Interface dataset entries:
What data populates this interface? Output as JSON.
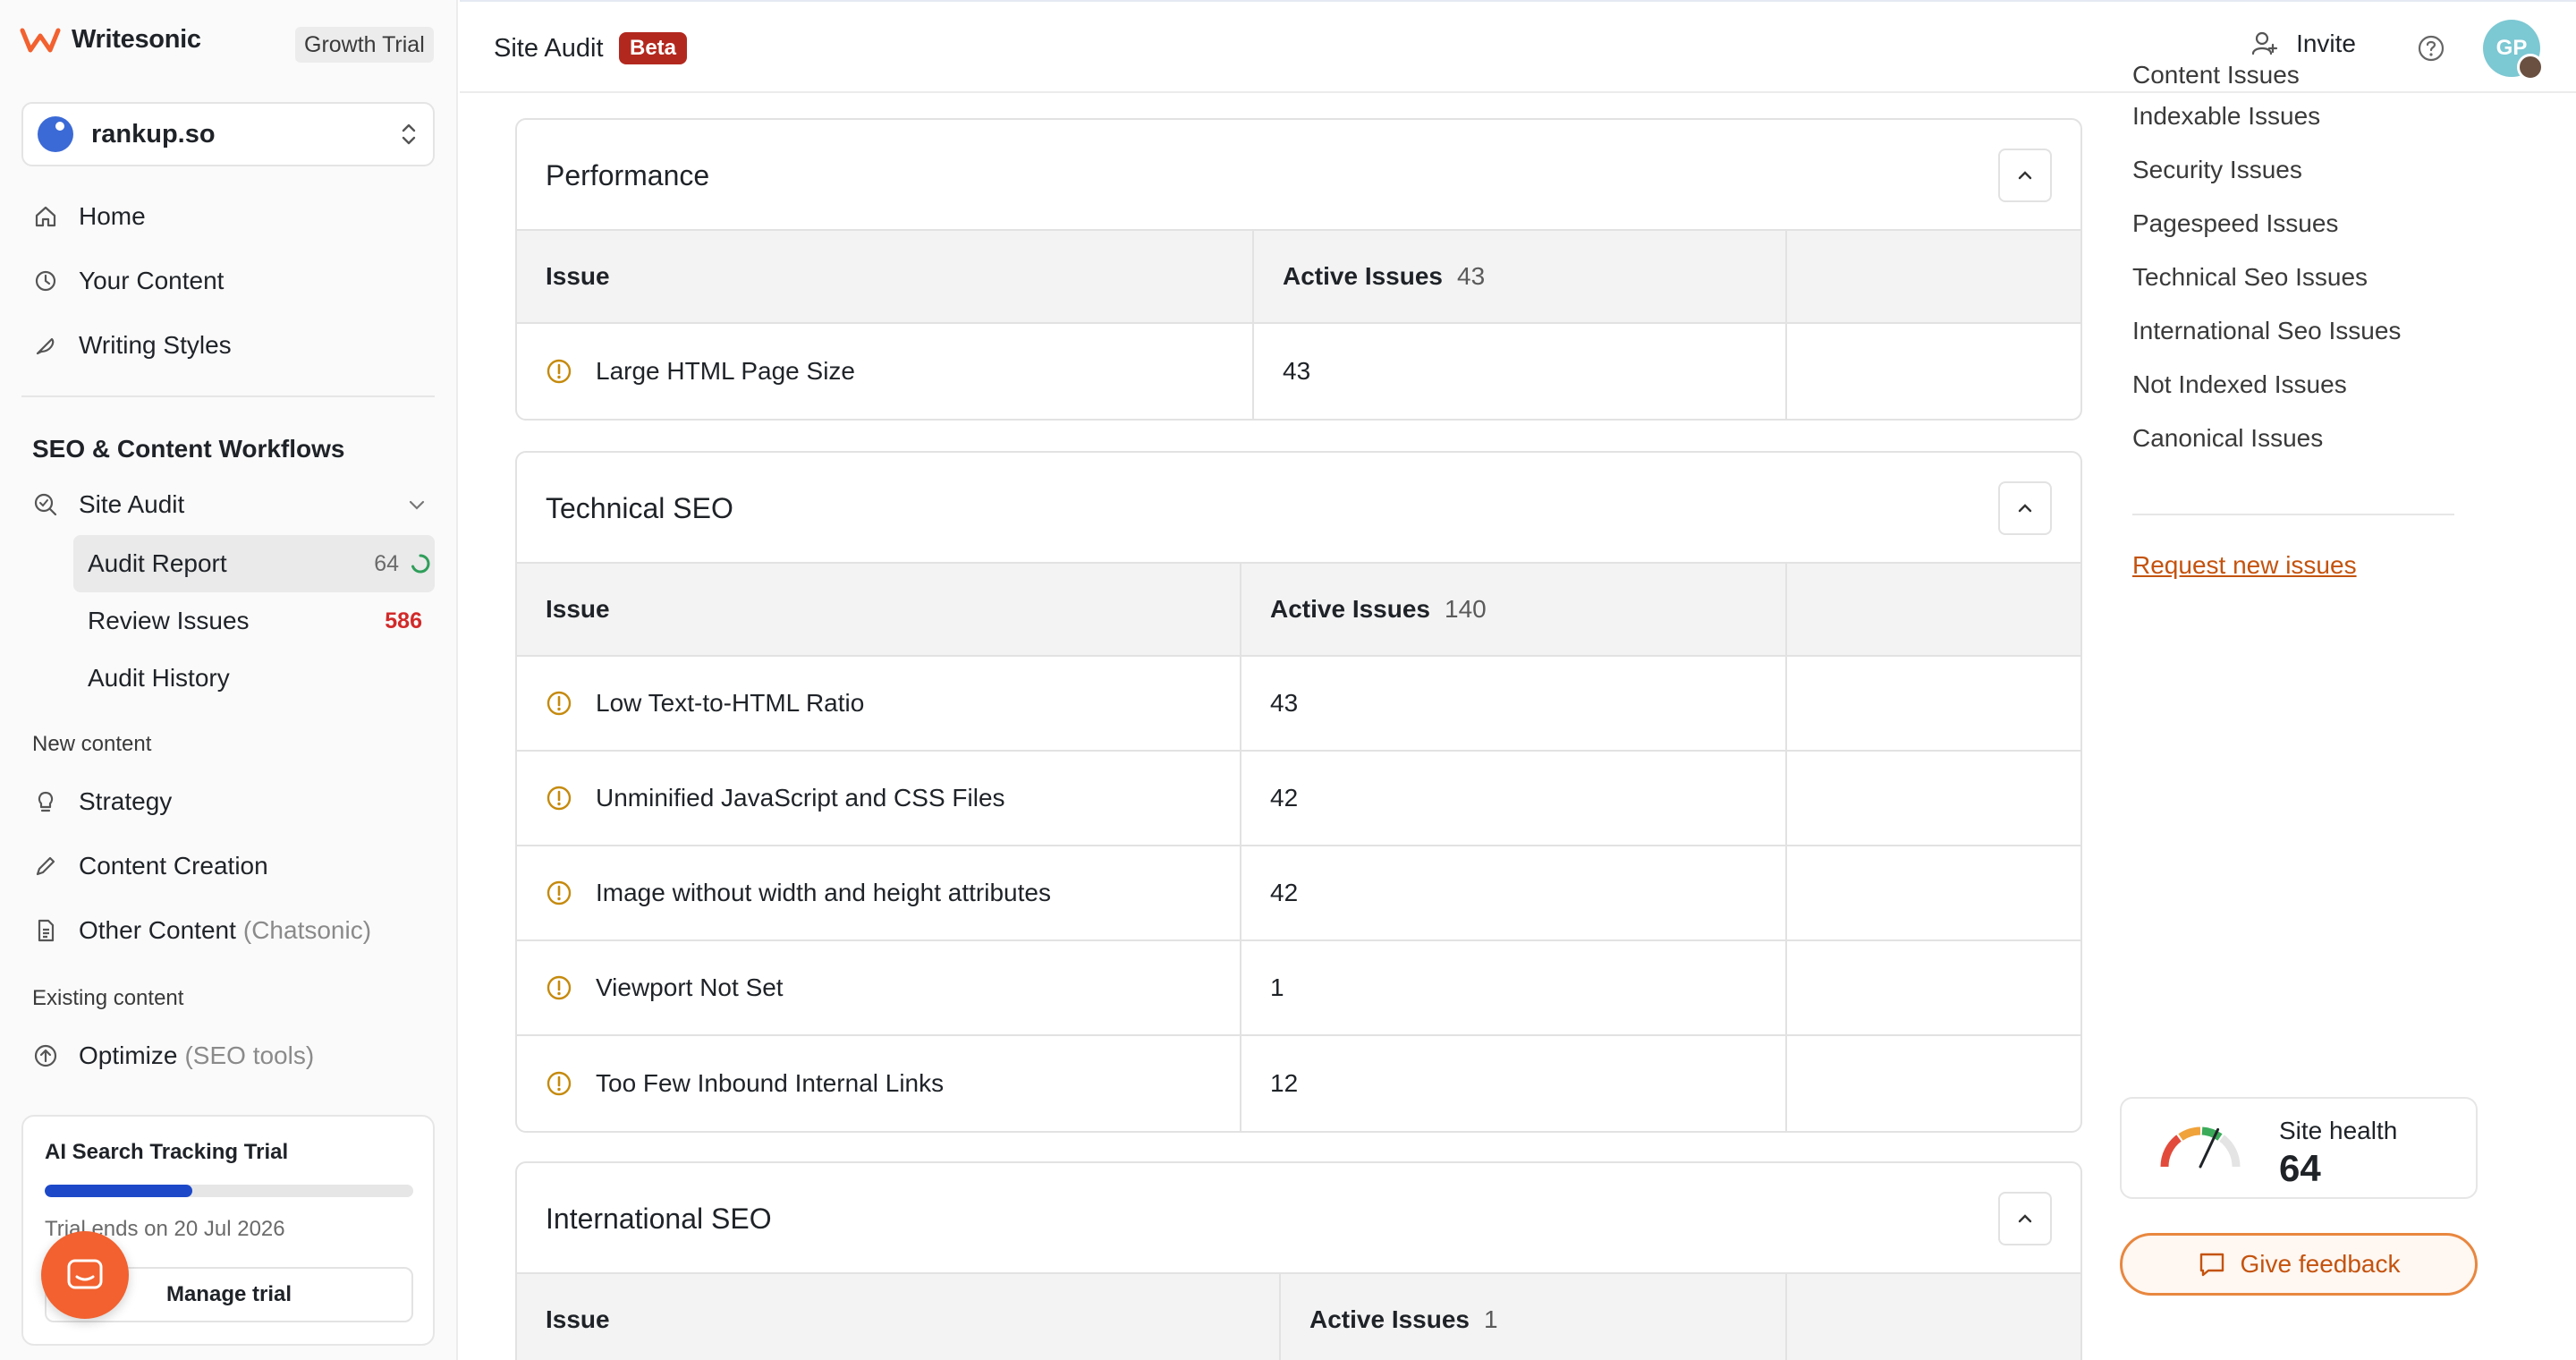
{
  "brand": {
    "name": "Writesonic",
    "plan": "Growth Trial"
  },
  "workspace": {
    "name": "rankup.so"
  },
  "nav_primary": [
    {
      "label": "Home",
      "icon": "home-icon"
    },
    {
      "label": "Your Content",
      "icon": "history-icon"
    },
    {
      "label": "Writing Styles",
      "icon": "feather-icon"
    }
  ],
  "seo_section": {
    "title": "SEO & Content Workflows",
    "site_audit": {
      "label": "Site Audit"
    },
    "sub_items": [
      {
        "label": "Audit Report",
        "count": "64"
      },
      {
        "label": "Review Issues",
        "count": "586"
      },
      {
        "label": "Audit History",
        "count": ""
      }
    ]
  },
  "new_content": {
    "label": "New content",
    "items": [
      {
        "label": "Strategy",
        "suffix": ""
      },
      {
        "label": "Content Creation",
        "suffix": ""
      },
      {
        "label": "Other Content",
        "suffix": "(Chatsonic)"
      }
    ]
  },
  "existing_content": {
    "label": "Existing content",
    "items": [
      {
        "label": "Optimize",
        "suffix": "(SEO tools)"
      }
    ]
  },
  "trial": {
    "title": "AI Search Tracking Trial",
    "progress": 0.4,
    "ends": "Trial ends on 20 Jul 2026",
    "button": "Manage trial"
  },
  "topbar": {
    "title": "Site Audit",
    "badge": "Beta",
    "invite": "Invite",
    "avatar_initials": "GP"
  },
  "panels": [
    {
      "title": "Performance",
      "col_issue": "Issue",
      "col_active": "Active Issues",
      "active_total": "43",
      "rows": [
        {
          "issue": "Large HTML Page Size",
          "count": "43"
        }
      ]
    },
    {
      "title": "Technical SEO",
      "col_issue": "Issue",
      "col_active": "Active Issues",
      "active_total": "140",
      "rows": [
        {
          "issue": "Low Text-to-HTML Ratio",
          "count": "43"
        },
        {
          "issue": "Unminified JavaScript and CSS Files",
          "count": "42"
        },
        {
          "issue": "Image without width and height attributes",
          "count": "42"
        },
        {
          "issue": "Viewport Not Set",
          "count": "1"
        },
        {
          "issue": "Too Few Inbound Internal Links",
          "count": "12"
        }
      ]
    },
    {
      "title": "International SEO",
      "col_issue": "Issue",
      "col_active": "Active Issues",
      "active_total": "1",
      "rows": []
    }
  ],
  "toc": {
    "items": [
      "Content Issues",
      "Indexable Issues",
      "Security Issues",
      "Pagespeed Issues",
      "Technical Seo Issues",
      "International Seo Issues",
      "Not Indexed Issues",
      "Canonical Issues"
    ],
    "request_link": "Request new issues"
  },
  "site_health": {
    "label": "Site health",
    "value": "64",
    "score": 64
  },
  "feedback": {
    "label": "Give feedback"
  },
  "colors": {
    "accent": "#f2612f",
    "badge": "#b3281e",
    "link": "#c4530e",
    "progress": "#1d49c9",
    "warning": "#c58a0d"
  }
}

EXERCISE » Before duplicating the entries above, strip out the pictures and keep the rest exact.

OUTPUT OF THE TASK »
What data populates this interface? Output as JSON.
{
  "brand": {
    "name": "Writesonic",
    "plan": "Growth Trial"
  },
  "workspace": {
    "name": "rankup.so"
  },
  "nav_primary": [
    {
      "label": "Home",
      "icon": "home-icon"
    },
    {
      "label": "Your Content",
      "icon": "history-icon"
    },
    {
      "label": "Writing Styles",
      "icon": "feather-icon"
    }
  ],
  "seo_section": {
    "title": "SEO & Content Workflows",
    "site_audit": {
      "label": "Site Audit"
    },
    "sub_items": [
      {
        "label": "Audit Report",
        "count": "64"
      },
      {
        "label": "Review Issues",
        "count": "586"
      },
      {
        "label": "Audit History",
        "count": ""
      }
    ]
  },
  "new_content": {
    "label": "New content",
    "items": [
      {
        "label": "Strategy",
        "suffix": ""
      },
      {
        "label": "Content Creation",
        "suffix": ""
      },
      {
        "label": "Other Content",
        "suffix": "(Chatsonic)"
      }
    ]
  },
  "existing_content": {
    "label": "Existing content",
    "items": [
      {
        "label": "Optimize",
        "suffix": "(SEO tools)"
      }
    ]
  },
  "trial": {
    "title": "AI Search Tracking Trial",
    "progress": 0.4,
    "ends": "Trial ends on 20 Jul 2026",
    "button": "Manage trial"
  },
  "topbar": {
    "title": "Site Audit",
    "badge": "Beta",
    "invite": "Invite",
    "avatar_initials": "GP"
  },
  "panels": [
    {
      "title": "Performance",
      "col_issue": "Issue",
      "col_active": "Active Issues",
      "active_total": "43",
      "rows": [
        {
          "issue": "Large HTML Page Size",
          "count": "43"
        }
      ]
    },
    {
      "title": "Technical SEO",
      "col_issue": "Issue",
      "col_active": "Active Issues",
      "active_total": "140",
      "rows": [
        {
          "issue": "Low Text-to-HTML Ratio",
          "count": "43"
        },
        {
          "issue": "Unminified JavaScript and CSS Files",
          "count": "42"
        },
        {
          "issue": "Image without width and height attributes",
          "count": "42"
        },
        {
          "issue": "Viewport Not Set",
          "count": "1"
        },
        {
          "issue": "Too Few Inbound Internal Links",
          "count": "12"
        }
      ]
    },
    {
      "title": "International SEO",
      "col_issue": "Issue",
      "col_active": "Active Issues",
      "active_total": "1",
      "rows": []
    }
  ],
  "toc": {
    "items": [
      "Content Issues",
      "Indexable Issues",
      "Security Issues",
      "Pagespeed Issues",
      "Technical Seo Issues",
      "International Seo Issues",
      "Not Indexed Issues",
      "Canonical Issues"
    ],
    "request_link": "Request new issues"
  },
  "site_health": {
    "label": "Site health",
    "value": "64",
    "score": 64
  },
  "feedback": {
    "label": "Give feedback"
  },
  "colors": {
    "accent": "#f2612f",
    "badge": "#b3281e",
    "link": "#c4530e",
    "progress": "#1d49c9",
    "warning": "#c58a0d"
  }
}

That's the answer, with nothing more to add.